The excess of choice made me wary of missing out on my perfect match. To make sure I wouldn’t miss out, I designed a rigorous first-date process. I went on 150 first dates but didn’t manage to find the One. At some point, we got lost and I used this opportunity to steal a magical first kiss. I wanted to tell her that I liked her, but I was anxious that she wouldn’t.Most of the first dates led to nothing: we didn’t have much in common. As a founder, I stubbornly believe that everything is within my power to fix, and that something could have been done differently to force the decision in my favor. That was my best first date on more than 150, ironically the only one that hadn’t been part of my rigid routine. On our 5th date, she said she wasn’t ready for a relationship. Having more matches increased my odds of finding someone interesting, but it also became an addiction.I needed to come up with a rigorous and scientific process. You need a certain amount of candidates to be able to benchmark what quality means, and humans are really difficult to assess. I had to qualify each lead — see with which girl there was a fit and with which there wasn’t, to maximize chances of finding the One. Openers, follow-up messages, swiping, bookmarking, text messages and phone number recording. I assumed canned messages wouldn’t work well, but after over 10,000 sent, there wasn’t a significant response rate difference between personalized and generic messages. I became an online dating magician who knew how to optimize a profile — A/B testing pictures and message.In computer science, this is known as the optimal stopping algorithm, aka the secretary problem. An abstraction layer capable of managing online dating for me: My first problem was solved: getting leads into the pipeline. If I changed my profile picture and got more “likes” as a result, that meant it was better.I was tracking data, which made it easy to see what performed best.

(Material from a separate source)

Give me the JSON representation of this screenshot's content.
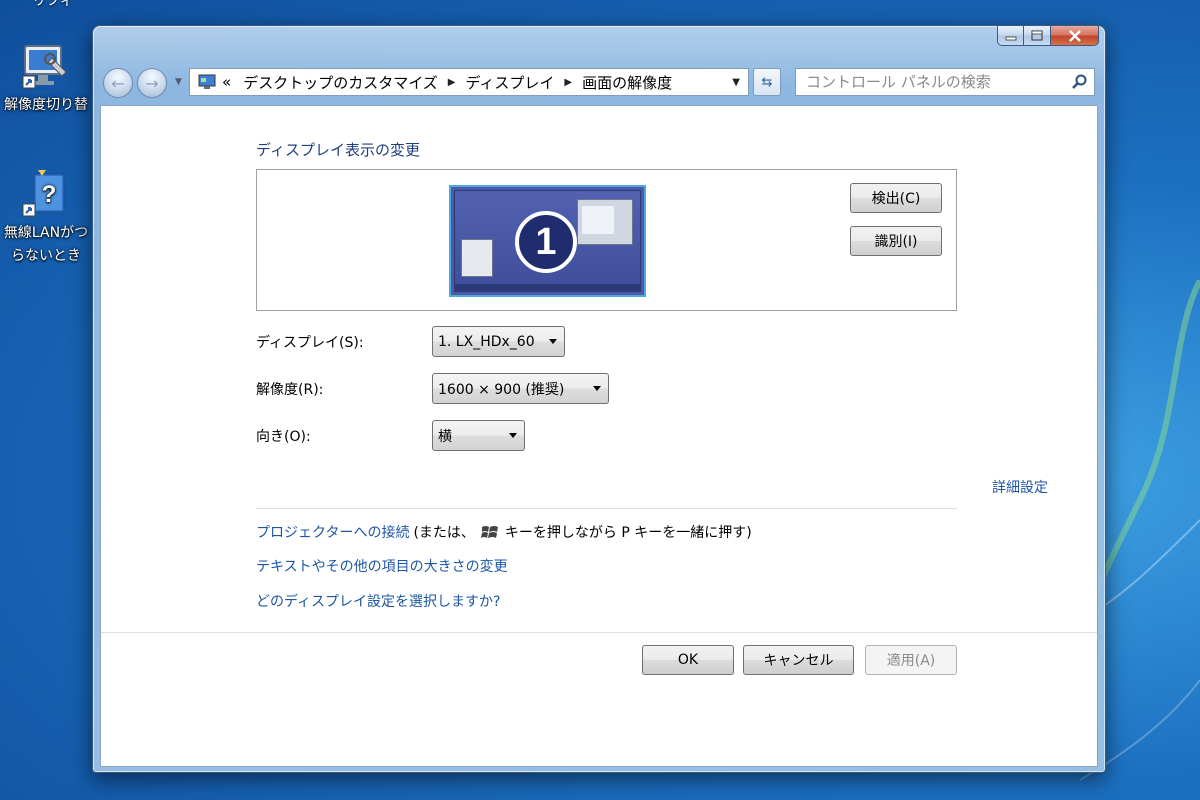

But my goal wasn’t to fuck around, I was here to find that special someone. We took turns, and she rowed with the vigor of a thousand vikings. I’m a fat, bald, short guy whose only quality is that he isn’t an ax murderer. Since I’m 31, and eventually want a family, I figured I’d better not procrastinate. For any serious endeavor, you need a serious process. I decided to hack the system and go for volume instead of personalization. I was determined to find the One, even if it meant swiping right the whole Bay Area.Another was exceptionally caring, and made me feel special, valued. Technology is leverage, and I think I leveraged it wrong: the execution was fine but the strategy wasn’t.Perhaps a better strategy would hinge upon Mark Granovetter’s research.